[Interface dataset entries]

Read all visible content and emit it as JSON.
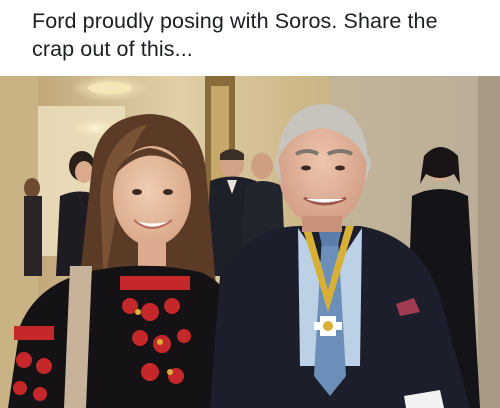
{
  "post": {
    "caption": "Ford proudly posing with Soros. Share the crap out of this..."
  },
  "photo": {
    "description": "",
    "palette": {
      "wall": "#d8c7a3",
      "wall_shadow": "#a08a62",
      "ceiling_light": "#f4e6b8",
      "hair_light": "#c7c3bd",
      "hair_brown": "#5b3b25",
      "suit_dark": "#1c1f2b",
      "blouse_black": "#141214",
      "embroidery_red": "#c5282a",
      "embroidery_gold": "#d8b035",
      "tie_blue": "#6b8fb8",
      "skin": "#e3b79a"
    }
  }
}
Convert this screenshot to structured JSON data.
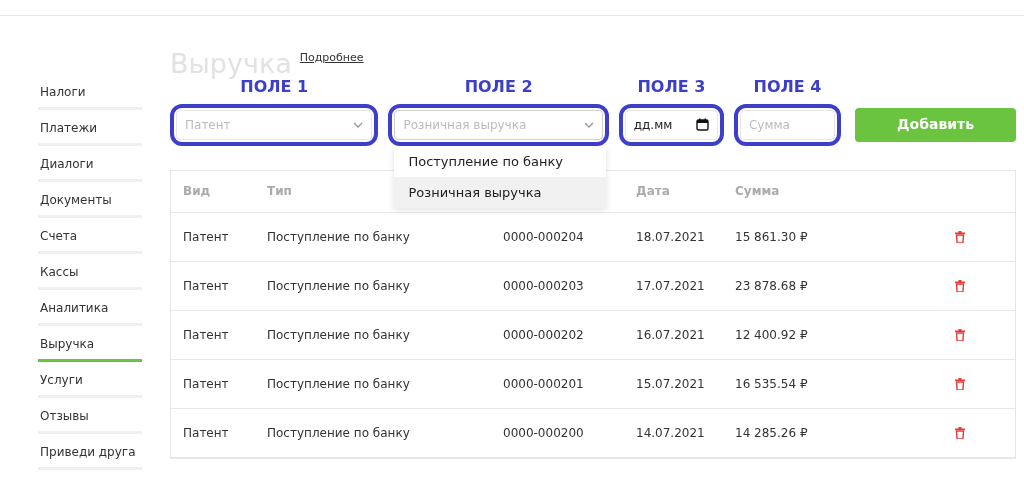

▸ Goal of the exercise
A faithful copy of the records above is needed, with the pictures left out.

▸ Response to this task
Read all visible content and emit it as JSON.
{
  "post": {
    "caption": "Ford proudly posing with Soros. Share the crap out of this..."
  },
  "photo": {
    "description": "",
    "palette": {
      "wall": "#d8c7a3",
      "wall_shadow": "#a08a62",
      "ceiling_light": "#f4e6b8",
      "hair_light": "#c7c3bd",
      "hair_brown": "#5b3b25",
      "suit_dark": "#1c1f2b",
      "blouse_black": "#141214",
      "embroidery_red": "#c5282a",
      "embroidery_gold": "#d8b035",
      "tie_blue": "#6b8fb8",
      "skin": "#e3b79a"
    }
  }
}
Convert this screenshot to structured JSON data.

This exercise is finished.